A Heave-Ho in Super Mario 64, about to fling Mario into the air

Heave-Hos[1] are red mechanical enemies in Super Mario 64 and Super Mario 64 DS. Heave-Ho's name is a direct reference to the phrase "Heave-ho", which people would say when trying to move something. They appear in Tick Tock Clock and Wet-Dry World. Their faces resemble those of an Amp. Heave-Hos can not be destroyed.

The "KOOPA" texture.

They ride on three wheels, and have a dustpan-like mechanism with footprints on it, which they use to fling Mario upwards. On the Heave-Hos' sides are emblems of Bowser giving a thumbs up, which is over the word "KOOPA" written around in fire. After moving around their area, they lose power, and they have to wind up the key-like object in their backs, much like a toy.

Heave-Hos can help Mario by flinging him upwards depending on the direction they are facing to help him reach higher areas. However, one wrong move can cause Mario and the gang to take fall damage or even get flung into a pit. They will disappear if the water level is too high for the platforms they are located on. Once the water is drained, the Heave-Hos will reappear on their respective platforms.

In Super Mario 64 DS, Heave-Hos underwent multiple visual changes, having eyes inside visors instead of a face. The "KOOPA" emblem is gone from their texture. Besides appearing in the aforementioned worlds, they also appear in the Battle Fort stage.

Names in other languages[edit]

Language Name Meaning
Japanese ポポイ
From poi, a colloquial word meaning "to throw away". See Cataquack as written in Trivia.
German Wurfmäuschen Throwing-Mouse


  • It is possible to obtain the "Get a Hand" star in Tick Tock Clock by stepping on a Heave-Ho at an angle where it directly flings the character into the star.
  • The Cataquack, an enemy appearing in Super Mario Sunshine and later games, behaves similarly to Heave-Ho. Both enemies use flat surfaces protruding from their bodies to launch Mario high into the air.
  • When moving, they make the sound of a working machine, similar to the Chuckya.
  • In the Japanese version only, getting attacked by a Heave-Ho will exclusively trigger the damage process upon landing even if no damage is actually taken. In international versions, if no damage is taken, Mario will make the same sound he makes if hit by a Koopa Troopa, and he doesn't flash upon getting back on his feet.

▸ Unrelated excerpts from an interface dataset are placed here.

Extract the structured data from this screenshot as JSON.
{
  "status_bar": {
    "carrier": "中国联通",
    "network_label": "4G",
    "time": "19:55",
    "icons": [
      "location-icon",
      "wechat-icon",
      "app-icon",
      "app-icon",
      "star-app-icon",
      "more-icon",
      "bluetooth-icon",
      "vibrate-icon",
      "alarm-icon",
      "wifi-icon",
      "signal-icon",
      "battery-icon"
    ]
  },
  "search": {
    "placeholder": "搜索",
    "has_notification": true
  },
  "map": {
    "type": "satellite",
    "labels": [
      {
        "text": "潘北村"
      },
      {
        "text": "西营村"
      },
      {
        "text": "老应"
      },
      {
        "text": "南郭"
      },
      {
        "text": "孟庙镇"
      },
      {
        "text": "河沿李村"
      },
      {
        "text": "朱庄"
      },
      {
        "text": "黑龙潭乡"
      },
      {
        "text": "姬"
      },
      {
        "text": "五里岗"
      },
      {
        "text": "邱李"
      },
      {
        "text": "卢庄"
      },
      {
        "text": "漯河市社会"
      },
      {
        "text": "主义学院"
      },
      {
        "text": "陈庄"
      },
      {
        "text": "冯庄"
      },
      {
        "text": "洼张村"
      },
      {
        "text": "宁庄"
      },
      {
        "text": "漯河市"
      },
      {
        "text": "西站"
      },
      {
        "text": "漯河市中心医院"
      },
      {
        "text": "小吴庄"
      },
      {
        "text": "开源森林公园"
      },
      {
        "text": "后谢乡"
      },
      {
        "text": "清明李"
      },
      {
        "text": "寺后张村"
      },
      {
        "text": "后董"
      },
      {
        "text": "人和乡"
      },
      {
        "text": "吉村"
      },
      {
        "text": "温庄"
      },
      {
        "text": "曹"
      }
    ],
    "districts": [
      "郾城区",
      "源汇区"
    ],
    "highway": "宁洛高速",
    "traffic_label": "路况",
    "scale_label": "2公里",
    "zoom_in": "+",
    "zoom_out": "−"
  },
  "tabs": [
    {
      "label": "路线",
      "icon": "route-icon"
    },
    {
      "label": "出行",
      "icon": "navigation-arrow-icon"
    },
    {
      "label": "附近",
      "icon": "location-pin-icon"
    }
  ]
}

  1. ^ Super Mario 64 Player's Guide, pages 13, 94 & 115